Somewhere else, Grand Master Flash is reminding some of the younger performers how noble DJs slay a crowd. Sat on his stool, mic in hand, talking the crowd up he effortlessly spins through a myriad of total classics one after the other. Peaking with an outstanding version of his furious five anthem 'The Message'.
Current media darlings Audio Bully's manage to squeeze two shows into the day, a stonking live performance and also a DJing torrent late on at the Radio one pyramid. Derrick Carter & Jeff Mills represent for the US of A Derrick taking the Bacardi bar to new limits with an eye watering four hour throb-o-thon while Jeff provides techno heaviness to wrap up the evening in Arena 2. DJ Lottie, Pete Tong & Rodger Sanchez make mixing house music all look a bit too easy. While the drum & bass tent (aptly named 'Movement') pounds with very low frequencies.
The likes of Oakey, The Chemical brothers, John Digweed & Sasha provide the glamour as Arena one progresses into what feels like a Superstar DJ tag match. Arena 1 attracts the more mature and maybe nostalgic clubber but the atmosphere is cozy and the tunes are sweet.
I could go on forever
For a fifteen hour experience there is too much to tell. I am always amazed by how much quality entertainment gets squeezed onto the bill of almost all of the current British festivals. An eclectic mix of styles and genres, programmed to perfection, tell a tale of how dance music is growing up in the public eye. Beats hold hand with guitars as the remixes of the day play out.

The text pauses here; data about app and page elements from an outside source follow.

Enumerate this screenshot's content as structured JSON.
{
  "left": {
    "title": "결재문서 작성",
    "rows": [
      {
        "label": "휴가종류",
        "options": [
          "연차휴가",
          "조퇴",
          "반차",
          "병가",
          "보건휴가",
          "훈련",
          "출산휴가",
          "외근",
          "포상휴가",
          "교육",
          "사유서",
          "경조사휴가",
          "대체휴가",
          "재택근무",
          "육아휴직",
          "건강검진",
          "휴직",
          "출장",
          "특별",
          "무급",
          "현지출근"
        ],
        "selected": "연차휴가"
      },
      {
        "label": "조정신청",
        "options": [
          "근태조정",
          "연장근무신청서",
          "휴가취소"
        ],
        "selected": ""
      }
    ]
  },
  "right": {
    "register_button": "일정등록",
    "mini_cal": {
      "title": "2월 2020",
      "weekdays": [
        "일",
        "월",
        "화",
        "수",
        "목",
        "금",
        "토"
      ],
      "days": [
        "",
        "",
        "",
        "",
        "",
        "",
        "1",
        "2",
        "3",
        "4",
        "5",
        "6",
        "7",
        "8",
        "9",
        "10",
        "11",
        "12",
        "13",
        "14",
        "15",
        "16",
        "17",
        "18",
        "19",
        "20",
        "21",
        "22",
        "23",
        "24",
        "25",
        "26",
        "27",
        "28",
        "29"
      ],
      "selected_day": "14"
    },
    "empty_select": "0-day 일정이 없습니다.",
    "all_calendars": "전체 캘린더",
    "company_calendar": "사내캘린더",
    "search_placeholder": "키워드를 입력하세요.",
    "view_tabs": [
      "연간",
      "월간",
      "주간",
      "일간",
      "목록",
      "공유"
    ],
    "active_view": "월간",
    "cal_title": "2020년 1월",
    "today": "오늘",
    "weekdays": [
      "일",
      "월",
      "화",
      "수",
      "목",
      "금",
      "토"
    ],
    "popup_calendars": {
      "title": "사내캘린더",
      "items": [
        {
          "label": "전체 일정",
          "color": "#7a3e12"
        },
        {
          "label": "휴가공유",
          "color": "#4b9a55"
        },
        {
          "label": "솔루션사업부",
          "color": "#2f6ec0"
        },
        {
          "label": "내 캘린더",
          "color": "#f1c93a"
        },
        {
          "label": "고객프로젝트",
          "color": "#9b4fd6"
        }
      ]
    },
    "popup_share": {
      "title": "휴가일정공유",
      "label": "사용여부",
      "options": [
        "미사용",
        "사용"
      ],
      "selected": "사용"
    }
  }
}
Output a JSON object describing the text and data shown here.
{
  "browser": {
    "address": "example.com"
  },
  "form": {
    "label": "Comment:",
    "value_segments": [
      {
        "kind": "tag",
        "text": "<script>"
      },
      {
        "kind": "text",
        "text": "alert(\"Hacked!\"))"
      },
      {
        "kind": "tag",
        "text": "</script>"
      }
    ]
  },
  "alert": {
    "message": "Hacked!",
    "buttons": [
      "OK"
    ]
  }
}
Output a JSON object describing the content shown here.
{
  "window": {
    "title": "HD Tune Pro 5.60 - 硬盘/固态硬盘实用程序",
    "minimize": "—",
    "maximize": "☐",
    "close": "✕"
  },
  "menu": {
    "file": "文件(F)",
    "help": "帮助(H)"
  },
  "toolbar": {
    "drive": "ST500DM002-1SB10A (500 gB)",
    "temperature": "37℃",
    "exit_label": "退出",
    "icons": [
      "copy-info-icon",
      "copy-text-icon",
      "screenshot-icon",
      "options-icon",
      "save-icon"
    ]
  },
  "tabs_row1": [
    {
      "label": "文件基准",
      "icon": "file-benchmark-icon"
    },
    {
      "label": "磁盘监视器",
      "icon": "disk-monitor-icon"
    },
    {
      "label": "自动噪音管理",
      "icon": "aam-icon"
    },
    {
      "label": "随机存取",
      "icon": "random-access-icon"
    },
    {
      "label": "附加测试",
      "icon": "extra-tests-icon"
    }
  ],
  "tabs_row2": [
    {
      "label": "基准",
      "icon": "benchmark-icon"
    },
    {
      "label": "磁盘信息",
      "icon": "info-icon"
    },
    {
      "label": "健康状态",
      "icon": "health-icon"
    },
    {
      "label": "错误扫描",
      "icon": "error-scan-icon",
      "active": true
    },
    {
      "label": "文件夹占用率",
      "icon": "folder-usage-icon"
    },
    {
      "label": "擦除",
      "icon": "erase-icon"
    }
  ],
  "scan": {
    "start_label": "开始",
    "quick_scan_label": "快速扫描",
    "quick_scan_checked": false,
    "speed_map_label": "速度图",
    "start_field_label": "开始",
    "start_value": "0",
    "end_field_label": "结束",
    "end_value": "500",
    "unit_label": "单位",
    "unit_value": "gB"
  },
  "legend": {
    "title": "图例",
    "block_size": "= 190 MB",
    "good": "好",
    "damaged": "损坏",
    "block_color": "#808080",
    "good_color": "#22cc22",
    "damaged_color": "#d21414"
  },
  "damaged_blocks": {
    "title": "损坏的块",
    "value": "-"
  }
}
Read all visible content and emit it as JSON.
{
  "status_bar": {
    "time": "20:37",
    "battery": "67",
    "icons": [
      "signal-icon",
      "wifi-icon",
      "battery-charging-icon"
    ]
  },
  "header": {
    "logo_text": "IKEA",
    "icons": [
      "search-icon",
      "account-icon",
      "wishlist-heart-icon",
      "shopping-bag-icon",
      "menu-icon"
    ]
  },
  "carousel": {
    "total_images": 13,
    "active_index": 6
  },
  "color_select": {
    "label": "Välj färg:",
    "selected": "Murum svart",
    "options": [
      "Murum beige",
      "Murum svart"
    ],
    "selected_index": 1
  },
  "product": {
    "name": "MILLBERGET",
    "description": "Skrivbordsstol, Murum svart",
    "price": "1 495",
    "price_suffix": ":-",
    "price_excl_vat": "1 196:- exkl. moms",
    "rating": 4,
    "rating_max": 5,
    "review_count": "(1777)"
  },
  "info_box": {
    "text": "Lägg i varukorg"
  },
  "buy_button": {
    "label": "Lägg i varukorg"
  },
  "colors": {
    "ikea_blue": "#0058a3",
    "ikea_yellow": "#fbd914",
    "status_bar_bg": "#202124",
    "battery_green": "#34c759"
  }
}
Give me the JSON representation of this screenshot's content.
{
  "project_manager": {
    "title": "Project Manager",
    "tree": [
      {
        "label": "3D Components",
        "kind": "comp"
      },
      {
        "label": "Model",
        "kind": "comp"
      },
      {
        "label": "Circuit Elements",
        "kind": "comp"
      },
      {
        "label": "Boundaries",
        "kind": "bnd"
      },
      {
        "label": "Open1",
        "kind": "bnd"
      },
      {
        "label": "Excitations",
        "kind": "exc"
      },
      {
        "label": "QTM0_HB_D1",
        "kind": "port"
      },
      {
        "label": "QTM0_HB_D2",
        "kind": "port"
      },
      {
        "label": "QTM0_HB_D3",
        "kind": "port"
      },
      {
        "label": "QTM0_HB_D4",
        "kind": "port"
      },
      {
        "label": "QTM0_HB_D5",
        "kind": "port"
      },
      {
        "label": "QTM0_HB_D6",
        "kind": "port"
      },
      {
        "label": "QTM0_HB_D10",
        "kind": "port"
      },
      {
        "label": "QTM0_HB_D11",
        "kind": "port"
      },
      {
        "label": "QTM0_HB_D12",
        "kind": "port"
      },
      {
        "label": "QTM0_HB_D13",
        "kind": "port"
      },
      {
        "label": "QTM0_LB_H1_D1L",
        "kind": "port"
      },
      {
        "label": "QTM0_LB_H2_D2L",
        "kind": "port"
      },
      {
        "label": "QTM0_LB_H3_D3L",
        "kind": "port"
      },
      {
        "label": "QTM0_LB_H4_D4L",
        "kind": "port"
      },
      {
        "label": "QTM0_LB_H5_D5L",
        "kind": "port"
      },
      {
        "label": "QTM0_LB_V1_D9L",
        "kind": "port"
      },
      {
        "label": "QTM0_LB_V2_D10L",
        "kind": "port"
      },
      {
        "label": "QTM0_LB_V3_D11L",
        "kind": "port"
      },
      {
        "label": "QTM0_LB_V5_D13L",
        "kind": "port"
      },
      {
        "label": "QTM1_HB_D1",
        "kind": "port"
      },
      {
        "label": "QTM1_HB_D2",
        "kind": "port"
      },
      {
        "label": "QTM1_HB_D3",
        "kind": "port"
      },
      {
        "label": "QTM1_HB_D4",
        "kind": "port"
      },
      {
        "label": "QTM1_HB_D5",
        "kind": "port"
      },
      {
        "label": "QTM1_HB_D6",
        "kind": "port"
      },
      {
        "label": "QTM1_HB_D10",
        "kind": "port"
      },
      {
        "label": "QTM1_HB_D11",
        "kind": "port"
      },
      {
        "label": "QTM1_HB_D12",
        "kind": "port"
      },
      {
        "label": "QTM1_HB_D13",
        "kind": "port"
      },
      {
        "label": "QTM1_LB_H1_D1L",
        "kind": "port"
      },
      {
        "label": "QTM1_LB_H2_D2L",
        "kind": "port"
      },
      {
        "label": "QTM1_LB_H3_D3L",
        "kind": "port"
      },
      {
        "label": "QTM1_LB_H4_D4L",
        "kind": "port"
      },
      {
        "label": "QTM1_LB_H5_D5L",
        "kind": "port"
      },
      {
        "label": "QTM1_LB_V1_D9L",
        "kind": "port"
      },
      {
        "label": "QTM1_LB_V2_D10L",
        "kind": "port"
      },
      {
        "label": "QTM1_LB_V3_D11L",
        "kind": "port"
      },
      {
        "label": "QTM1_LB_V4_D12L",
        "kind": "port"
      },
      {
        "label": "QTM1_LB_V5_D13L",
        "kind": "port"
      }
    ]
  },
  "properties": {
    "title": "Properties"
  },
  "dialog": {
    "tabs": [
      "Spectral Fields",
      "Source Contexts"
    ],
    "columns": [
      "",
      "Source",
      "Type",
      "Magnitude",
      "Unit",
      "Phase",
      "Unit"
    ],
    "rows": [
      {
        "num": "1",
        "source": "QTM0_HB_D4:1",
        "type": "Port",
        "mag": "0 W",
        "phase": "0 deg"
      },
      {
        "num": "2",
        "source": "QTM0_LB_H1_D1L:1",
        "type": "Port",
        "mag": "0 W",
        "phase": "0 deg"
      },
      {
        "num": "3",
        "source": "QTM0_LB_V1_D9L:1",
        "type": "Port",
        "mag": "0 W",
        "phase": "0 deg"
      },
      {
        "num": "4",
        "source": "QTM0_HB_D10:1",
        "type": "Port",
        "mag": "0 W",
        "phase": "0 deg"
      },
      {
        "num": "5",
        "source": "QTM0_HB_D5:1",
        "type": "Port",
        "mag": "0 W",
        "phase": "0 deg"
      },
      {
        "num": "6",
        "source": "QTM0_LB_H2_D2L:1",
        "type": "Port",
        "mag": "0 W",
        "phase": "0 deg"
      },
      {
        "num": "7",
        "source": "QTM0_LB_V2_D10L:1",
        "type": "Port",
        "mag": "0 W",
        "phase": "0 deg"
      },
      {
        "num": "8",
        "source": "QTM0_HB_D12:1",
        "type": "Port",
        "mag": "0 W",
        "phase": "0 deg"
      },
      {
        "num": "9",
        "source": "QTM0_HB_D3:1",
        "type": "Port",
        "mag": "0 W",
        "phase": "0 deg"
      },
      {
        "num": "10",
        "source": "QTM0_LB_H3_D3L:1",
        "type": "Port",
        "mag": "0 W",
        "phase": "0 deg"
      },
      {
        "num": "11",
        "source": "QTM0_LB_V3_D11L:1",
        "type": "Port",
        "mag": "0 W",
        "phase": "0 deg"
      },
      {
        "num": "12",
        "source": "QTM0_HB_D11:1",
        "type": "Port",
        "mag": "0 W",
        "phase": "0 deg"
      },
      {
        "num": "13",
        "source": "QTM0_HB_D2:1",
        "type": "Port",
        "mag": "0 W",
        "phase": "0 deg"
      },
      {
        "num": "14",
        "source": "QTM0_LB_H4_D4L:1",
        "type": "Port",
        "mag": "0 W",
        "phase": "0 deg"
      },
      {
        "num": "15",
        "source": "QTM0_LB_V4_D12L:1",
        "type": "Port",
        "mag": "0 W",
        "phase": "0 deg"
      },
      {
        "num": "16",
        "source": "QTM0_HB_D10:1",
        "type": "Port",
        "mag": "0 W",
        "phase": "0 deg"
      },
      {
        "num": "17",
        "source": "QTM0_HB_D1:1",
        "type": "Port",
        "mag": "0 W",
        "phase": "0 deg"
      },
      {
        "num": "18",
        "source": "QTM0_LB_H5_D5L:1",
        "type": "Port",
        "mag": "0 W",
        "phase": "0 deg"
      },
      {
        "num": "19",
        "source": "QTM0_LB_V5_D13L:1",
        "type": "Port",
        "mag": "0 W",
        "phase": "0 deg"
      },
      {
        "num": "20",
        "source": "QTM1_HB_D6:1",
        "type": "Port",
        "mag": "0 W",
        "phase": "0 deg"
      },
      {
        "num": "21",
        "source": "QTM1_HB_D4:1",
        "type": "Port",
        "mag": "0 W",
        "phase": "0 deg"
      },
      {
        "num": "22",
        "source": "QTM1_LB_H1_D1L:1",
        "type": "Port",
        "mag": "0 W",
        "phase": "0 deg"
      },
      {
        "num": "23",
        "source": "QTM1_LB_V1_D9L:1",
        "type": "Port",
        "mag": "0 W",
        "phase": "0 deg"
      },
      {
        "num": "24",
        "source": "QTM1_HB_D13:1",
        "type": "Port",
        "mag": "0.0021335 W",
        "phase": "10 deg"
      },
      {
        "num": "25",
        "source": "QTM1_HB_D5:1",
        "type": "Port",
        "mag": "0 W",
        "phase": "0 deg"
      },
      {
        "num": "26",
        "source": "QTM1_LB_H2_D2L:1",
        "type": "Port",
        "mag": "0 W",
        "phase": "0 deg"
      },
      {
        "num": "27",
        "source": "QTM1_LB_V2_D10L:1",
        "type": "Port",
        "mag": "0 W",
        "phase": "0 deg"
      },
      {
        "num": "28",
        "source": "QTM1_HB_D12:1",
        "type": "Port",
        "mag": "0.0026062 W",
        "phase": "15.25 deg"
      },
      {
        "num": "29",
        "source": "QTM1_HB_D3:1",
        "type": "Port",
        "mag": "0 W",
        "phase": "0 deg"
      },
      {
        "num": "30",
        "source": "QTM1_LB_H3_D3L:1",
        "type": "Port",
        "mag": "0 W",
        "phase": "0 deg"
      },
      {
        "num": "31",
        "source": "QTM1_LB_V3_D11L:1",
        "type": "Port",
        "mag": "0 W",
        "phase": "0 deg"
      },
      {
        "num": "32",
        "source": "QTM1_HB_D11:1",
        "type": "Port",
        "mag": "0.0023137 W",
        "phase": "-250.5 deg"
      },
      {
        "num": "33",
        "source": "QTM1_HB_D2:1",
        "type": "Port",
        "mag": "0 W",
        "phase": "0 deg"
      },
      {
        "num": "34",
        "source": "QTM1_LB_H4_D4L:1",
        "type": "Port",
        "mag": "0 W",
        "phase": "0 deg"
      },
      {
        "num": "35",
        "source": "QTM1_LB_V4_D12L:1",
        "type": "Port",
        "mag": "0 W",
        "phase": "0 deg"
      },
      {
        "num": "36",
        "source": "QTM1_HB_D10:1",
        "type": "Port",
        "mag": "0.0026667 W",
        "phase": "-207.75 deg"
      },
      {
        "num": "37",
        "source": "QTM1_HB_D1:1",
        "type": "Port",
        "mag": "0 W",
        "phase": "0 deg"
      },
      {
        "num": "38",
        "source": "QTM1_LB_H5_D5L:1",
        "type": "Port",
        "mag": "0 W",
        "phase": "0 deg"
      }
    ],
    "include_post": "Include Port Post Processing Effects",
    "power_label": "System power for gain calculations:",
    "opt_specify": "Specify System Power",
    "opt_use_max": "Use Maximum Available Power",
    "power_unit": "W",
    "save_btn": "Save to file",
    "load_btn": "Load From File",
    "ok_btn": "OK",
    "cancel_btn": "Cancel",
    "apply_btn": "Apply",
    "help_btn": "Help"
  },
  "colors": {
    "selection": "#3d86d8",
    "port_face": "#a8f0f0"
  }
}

'Clocks' by Coldplay gets the remix treatment in the VIP suite. While The White Stripes 'Seven Nation Army' blows the roof clean off. These are extraordinarily exciting times.
All photography provided by: www.paulunderhill.com